People often say to us that although we have a very wide range of different kinds of books, they can still see an Avery Hill aesthetic unifying them into a cohesive line. If there is one then it’s probably the midpoint between both of our tastes, plus the strong emphasis that we both put on quality writing. But really, an Avery Hill book could be anything, as long as we both like it.
Yes we got out here early in order to do some sightseeing. It’s such a lovely city! We did the usual touristy things of the Lincoln Memorial/Washington Monument and the National Gallery of Art, of which the Impressionist section was a big highlight! Then on Friday evening we went to see The Nationals vs The Dodgers, which was great fun. We definitely hope to come back some day soon!
Thursday, September 21, 2017
Kingsman: The Golden Circle Doesn't Quite Live Up to Its Deranged Predecessor[in print as Shooting Blanks]
Matthew Vaughn turns it up to 11 in this action/comedy sequel, but it might be a little too much.
'Kingsman: The Golden Circle' delivers a second dose of R-rated action and comedy
'The Lego Ninjago Movie': Too much Saturday morning TV and not enough snark
"Last Chance, Punk!"
If you caught any of the Trumpster's speech at the UN this past week, you'll know that pretty much the only thing missing was him banging his shoe on the podium and yelling "we will bury you!".
A fake war threat juiced up with sick-ass lies, a tinhorn enemy made out to be all-powerful, repeatedly screamed claims about weapons of mass destruction, bellicose threats at the UN... jeez, just when did we hear this last time, kids? Don't everybody jump up at once...
|Alex Alice at Takoma Public Library, photo by Bruce Guthrie|
by Mike Rhode
I was walking around at SPX when ace photographer Bruce Guthrie introduced me to a French cartoonist he had met previously at the Takoma Park Library. I wasn’t familiar with Alex Alice’s work, but I was quickly impressed by his new book and asked if we could do an interview.
The important thing for me is as I’m writing it, I believe it. I am not a scientist, and I’m perfectly aware that aether doesn’t exist. I believe in my story as I’m writing it, and it’s easy for me; to be perfectly honest, the vision of Venus that people had at the time … we could see from the telescope that it was covered in clouds, which is true; we could see it was closer to the sun so it must have been very hot ,which is true; so they thought, it’s hot, it’s cloudy, there must be a lot of water so there must be huge jungles down there. Because they thought that planets had appeared in the order of their distance from the sun, they thought Venus was younger than earth so life must not have reached the same development and be stuck in an earlier era. So they genuinely thought Venus was a jungle world filled with dinosaurs, and this sounds like a pulpy sci-fi world of Edgar Rice Burroughs, but it is the actual science hypothesis of the time. This is fascinating to me, and very poetic. I find this hypothesis easier to envision, and too imagine, and frankly easier to believe in than the actual reality of Venus which is a hell world with incredible pressure and acid rains [laughs].
I found it was quite easy to believe in this world as I was writing it. To help me believe in it, I had a model made of the main machine that will allow the characters to travel to the stars.

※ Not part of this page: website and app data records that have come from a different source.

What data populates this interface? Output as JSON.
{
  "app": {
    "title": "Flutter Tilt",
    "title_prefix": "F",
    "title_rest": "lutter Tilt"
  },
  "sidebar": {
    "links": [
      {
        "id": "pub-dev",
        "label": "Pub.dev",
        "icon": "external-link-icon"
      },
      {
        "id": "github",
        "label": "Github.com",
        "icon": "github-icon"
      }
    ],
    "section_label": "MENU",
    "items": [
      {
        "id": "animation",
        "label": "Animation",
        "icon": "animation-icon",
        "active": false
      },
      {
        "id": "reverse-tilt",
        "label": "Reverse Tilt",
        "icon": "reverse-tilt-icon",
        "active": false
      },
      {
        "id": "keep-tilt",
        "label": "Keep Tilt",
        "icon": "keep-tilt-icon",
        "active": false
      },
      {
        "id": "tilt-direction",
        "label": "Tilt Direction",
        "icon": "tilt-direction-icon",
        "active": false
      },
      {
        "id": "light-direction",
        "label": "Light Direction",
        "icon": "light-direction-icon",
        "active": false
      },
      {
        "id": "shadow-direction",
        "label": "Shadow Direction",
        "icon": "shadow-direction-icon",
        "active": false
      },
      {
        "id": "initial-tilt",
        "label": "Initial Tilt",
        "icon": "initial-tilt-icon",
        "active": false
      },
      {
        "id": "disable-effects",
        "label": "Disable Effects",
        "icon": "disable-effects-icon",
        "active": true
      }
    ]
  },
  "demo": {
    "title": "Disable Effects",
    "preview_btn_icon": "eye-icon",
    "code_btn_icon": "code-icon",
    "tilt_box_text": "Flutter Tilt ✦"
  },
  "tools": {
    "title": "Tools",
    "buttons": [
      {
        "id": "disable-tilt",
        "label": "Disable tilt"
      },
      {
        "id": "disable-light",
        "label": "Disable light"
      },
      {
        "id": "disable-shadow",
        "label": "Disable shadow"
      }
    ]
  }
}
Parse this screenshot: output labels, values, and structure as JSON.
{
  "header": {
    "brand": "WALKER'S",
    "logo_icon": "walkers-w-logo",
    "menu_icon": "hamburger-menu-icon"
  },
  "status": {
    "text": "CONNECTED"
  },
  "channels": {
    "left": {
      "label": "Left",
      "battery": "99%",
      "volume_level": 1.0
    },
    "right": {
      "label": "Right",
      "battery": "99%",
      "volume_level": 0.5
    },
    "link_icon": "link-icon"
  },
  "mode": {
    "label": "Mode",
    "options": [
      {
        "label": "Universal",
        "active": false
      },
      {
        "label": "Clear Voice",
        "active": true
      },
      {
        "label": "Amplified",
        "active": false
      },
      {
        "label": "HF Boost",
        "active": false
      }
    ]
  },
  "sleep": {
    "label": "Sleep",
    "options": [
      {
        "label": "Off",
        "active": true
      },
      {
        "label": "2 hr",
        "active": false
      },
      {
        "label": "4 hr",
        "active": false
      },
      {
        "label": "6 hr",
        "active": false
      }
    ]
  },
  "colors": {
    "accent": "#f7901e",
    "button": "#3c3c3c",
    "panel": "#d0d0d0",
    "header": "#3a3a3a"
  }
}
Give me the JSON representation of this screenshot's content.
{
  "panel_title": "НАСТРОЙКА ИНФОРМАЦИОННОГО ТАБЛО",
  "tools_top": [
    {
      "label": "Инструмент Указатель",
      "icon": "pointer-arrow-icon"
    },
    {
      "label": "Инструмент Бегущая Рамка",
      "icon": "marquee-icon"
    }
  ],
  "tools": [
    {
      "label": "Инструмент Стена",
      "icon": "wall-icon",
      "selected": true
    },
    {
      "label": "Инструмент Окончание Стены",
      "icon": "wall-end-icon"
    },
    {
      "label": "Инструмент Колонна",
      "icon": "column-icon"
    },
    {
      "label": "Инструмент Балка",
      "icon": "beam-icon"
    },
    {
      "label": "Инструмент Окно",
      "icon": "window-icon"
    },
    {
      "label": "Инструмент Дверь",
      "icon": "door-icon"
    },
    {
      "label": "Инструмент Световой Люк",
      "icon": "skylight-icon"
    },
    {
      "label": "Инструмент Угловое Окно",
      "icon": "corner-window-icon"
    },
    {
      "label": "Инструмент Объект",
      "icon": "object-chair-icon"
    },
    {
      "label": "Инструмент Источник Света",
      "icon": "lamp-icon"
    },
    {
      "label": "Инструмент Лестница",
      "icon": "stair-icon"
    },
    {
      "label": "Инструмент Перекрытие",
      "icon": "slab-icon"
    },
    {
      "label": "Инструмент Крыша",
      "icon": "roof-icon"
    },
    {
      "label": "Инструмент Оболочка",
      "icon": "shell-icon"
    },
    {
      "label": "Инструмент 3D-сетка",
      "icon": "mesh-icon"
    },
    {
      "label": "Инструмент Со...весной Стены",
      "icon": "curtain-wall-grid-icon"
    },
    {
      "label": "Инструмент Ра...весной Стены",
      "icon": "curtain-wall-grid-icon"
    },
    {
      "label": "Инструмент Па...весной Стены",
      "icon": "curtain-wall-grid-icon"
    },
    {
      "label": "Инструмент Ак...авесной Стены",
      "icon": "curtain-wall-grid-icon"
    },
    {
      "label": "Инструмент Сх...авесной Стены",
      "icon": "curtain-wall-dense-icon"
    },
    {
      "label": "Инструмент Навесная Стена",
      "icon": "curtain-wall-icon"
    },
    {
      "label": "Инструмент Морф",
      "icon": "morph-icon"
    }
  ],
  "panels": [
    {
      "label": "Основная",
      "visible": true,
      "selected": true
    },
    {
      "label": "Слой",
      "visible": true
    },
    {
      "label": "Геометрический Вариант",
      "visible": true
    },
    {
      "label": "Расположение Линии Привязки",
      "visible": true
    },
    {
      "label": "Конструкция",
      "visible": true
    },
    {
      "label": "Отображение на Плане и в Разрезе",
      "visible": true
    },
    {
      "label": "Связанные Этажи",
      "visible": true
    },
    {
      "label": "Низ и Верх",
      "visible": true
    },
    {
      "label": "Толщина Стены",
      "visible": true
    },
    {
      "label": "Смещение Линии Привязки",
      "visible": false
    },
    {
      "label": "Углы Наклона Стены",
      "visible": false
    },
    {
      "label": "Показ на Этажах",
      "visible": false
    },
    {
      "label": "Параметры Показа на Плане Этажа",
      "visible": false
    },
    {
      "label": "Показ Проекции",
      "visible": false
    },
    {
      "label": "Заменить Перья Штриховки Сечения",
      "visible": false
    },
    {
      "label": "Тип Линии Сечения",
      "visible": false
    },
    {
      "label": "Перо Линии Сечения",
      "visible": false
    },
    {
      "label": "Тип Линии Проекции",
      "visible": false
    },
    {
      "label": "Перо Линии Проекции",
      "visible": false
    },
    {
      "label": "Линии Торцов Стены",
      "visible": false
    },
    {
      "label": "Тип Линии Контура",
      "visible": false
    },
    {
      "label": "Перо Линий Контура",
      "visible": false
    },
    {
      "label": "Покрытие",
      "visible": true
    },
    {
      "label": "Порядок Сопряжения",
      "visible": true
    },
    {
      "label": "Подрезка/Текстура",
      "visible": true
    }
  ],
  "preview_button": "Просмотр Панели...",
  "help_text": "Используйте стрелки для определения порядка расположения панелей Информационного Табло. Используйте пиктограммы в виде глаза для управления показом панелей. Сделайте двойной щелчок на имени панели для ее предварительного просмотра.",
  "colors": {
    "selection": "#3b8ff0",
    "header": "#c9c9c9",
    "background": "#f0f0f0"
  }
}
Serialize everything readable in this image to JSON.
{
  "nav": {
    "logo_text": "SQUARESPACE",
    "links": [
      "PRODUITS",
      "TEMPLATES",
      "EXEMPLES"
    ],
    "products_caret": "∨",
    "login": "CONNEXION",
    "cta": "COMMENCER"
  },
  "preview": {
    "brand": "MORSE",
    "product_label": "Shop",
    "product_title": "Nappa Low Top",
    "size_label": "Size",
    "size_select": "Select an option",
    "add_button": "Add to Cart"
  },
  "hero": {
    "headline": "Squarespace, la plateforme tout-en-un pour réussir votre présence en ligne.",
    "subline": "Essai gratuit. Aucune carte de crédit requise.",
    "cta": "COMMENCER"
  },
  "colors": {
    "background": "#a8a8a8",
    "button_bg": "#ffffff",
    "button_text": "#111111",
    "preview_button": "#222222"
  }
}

I even had an aether suits made life-sized of leather and wood. I had to talk with model makers and costume makers, and having their input of how they would do it and what would work. This world is 100% believable for me and I’m comfortable writing this story.